Energy Matters Video News – Episode 60 – February 29, 2012

Presented by Energy Matters team member Virginia, we take a look at some of the stories from Australia and around the world recently added to our renewable energy news section.
Virginia reports on Mars Rover Opportunity’s solar panels covered in dust but still delivering power, Lucy Lawless; the actress who played Xena in Xena: Warrior Princess, arrested after participating in Greenpeace action, BP bails on Moree Solar Farm and a new solar farm for Mars Chocolate North America.


In this episode:
– An amazing image from NASA’s Mars exploration rover Opportunity shows a huge amount of dust coating the rover’s solar panels, which are still functioning. Opportunity is settled in for a harsh Mars winter and the rover has been angled for favourable electricity production to keep its batteries recharged and to power its heating systems. While stationary for the next few months, it will continue to carry out experiments when possible. Read more.
– BP has exited the Moree Solar Farm consortium, part of Australia’s Solar Flagships initiative. Spain based renewable energy company Acciona  SA has stepped in to replace BP, and will provide engineering and construction services to the project. Acciona is also the company behind the Mt Gellibrand Wind Farm project, to be constructed in Victoria, as well as several other wind farms in Australia. Read more.

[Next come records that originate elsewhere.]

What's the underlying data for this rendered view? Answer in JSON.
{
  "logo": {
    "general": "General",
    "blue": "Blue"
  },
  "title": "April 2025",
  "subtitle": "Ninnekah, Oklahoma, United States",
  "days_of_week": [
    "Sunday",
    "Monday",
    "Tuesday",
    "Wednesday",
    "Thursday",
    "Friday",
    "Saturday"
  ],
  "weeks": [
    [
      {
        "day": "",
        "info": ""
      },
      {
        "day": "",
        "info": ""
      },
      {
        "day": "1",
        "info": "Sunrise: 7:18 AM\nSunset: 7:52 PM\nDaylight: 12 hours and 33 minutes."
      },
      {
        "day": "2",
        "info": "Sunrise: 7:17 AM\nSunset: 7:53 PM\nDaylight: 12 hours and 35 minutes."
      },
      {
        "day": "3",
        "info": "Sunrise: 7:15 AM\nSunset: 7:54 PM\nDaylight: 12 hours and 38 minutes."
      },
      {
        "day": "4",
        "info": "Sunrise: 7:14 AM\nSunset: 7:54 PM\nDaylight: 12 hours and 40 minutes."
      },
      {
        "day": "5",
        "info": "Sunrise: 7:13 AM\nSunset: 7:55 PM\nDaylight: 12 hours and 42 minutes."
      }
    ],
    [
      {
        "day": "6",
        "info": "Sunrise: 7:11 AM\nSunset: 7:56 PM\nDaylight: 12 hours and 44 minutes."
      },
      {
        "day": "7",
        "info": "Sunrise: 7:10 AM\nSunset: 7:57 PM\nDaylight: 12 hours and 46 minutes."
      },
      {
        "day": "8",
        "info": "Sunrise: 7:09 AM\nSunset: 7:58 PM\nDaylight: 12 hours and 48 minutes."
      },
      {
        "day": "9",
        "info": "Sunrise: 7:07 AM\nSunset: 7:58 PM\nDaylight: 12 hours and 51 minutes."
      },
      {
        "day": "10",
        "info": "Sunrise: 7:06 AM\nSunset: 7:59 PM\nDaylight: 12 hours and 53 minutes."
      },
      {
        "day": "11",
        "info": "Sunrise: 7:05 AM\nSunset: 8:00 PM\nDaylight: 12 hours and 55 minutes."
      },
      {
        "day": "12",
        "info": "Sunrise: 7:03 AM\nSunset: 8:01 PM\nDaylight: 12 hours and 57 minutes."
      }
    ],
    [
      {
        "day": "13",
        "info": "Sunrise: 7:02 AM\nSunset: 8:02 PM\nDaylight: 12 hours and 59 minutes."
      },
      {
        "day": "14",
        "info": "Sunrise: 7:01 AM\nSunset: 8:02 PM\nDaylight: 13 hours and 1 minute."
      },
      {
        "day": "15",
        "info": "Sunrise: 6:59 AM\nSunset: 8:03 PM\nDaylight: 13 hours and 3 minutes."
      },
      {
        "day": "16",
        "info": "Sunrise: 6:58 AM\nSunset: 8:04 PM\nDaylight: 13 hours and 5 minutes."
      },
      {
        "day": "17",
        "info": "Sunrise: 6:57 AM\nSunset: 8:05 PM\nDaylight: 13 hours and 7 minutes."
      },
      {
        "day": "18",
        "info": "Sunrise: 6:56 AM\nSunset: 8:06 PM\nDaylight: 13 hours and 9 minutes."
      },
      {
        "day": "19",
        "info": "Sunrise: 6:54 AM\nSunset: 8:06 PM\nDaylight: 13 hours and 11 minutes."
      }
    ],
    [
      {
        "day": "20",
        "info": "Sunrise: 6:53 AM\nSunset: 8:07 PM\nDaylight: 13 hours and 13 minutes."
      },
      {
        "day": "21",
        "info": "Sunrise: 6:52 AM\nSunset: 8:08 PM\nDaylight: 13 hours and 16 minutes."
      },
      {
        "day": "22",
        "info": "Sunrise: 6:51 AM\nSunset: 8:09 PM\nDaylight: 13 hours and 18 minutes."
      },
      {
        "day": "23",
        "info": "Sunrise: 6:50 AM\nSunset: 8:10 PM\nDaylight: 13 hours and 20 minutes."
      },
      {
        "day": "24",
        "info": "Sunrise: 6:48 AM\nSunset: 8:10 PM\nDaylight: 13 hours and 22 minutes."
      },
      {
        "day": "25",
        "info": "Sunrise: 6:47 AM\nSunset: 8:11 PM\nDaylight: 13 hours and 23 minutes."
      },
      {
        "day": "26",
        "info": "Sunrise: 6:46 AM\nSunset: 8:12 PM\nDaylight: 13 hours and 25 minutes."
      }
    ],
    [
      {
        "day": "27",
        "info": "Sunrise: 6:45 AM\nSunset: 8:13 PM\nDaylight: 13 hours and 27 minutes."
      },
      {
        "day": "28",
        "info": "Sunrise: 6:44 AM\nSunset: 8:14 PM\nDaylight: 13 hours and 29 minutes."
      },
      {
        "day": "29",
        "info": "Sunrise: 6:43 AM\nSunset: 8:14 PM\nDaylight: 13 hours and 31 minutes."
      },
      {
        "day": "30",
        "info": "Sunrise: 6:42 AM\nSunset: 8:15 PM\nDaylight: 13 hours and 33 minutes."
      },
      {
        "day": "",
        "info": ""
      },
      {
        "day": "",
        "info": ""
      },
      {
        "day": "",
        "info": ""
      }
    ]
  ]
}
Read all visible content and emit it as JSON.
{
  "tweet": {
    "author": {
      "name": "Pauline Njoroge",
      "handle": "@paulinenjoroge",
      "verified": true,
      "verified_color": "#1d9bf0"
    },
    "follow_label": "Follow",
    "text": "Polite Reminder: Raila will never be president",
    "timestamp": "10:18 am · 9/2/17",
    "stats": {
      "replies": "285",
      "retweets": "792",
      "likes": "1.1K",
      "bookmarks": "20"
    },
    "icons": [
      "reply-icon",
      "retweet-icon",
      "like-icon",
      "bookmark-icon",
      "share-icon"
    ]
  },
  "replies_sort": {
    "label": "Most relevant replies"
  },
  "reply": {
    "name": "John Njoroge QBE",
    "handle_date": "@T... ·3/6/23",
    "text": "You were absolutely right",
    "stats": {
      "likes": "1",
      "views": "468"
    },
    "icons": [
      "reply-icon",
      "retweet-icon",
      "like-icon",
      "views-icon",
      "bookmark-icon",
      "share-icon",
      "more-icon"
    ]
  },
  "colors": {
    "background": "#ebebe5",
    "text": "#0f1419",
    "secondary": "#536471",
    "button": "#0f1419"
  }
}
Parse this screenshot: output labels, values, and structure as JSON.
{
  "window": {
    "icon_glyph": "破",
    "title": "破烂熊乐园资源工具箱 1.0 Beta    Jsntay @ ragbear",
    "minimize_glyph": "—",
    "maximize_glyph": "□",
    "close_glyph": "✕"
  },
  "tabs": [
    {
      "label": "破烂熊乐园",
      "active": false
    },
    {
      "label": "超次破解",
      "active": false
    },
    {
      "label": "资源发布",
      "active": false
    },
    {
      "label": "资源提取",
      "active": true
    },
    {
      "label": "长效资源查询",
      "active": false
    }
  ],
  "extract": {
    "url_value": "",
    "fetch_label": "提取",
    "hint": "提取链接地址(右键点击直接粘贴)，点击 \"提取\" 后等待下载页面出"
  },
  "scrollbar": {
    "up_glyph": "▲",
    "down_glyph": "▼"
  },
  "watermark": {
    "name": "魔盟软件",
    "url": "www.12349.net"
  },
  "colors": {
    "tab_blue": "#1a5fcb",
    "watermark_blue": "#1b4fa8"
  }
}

– Actress Lucy Lawless and other Greenpeace protestors were arrested after stopping an Arctic bound Shell drill ship from leaving port in New Zealand. Ms. Lawless said the world needs to start switching to renewable energy now and that we don’t have to go to the end of the earth to suck out every last drop of oil. Read more.
– Mars Chocolate North America has unveiled a new 4.4 acre solar garden installed at the company’s factory in Nevada. 2,112 ground mounted solar panels will provide 100 percent of the electricity required by a plant at the facility during operating hours. The installation will generate over a thousand megawatt hours each year, as much energy as 115 Nevada households use annually. Read more.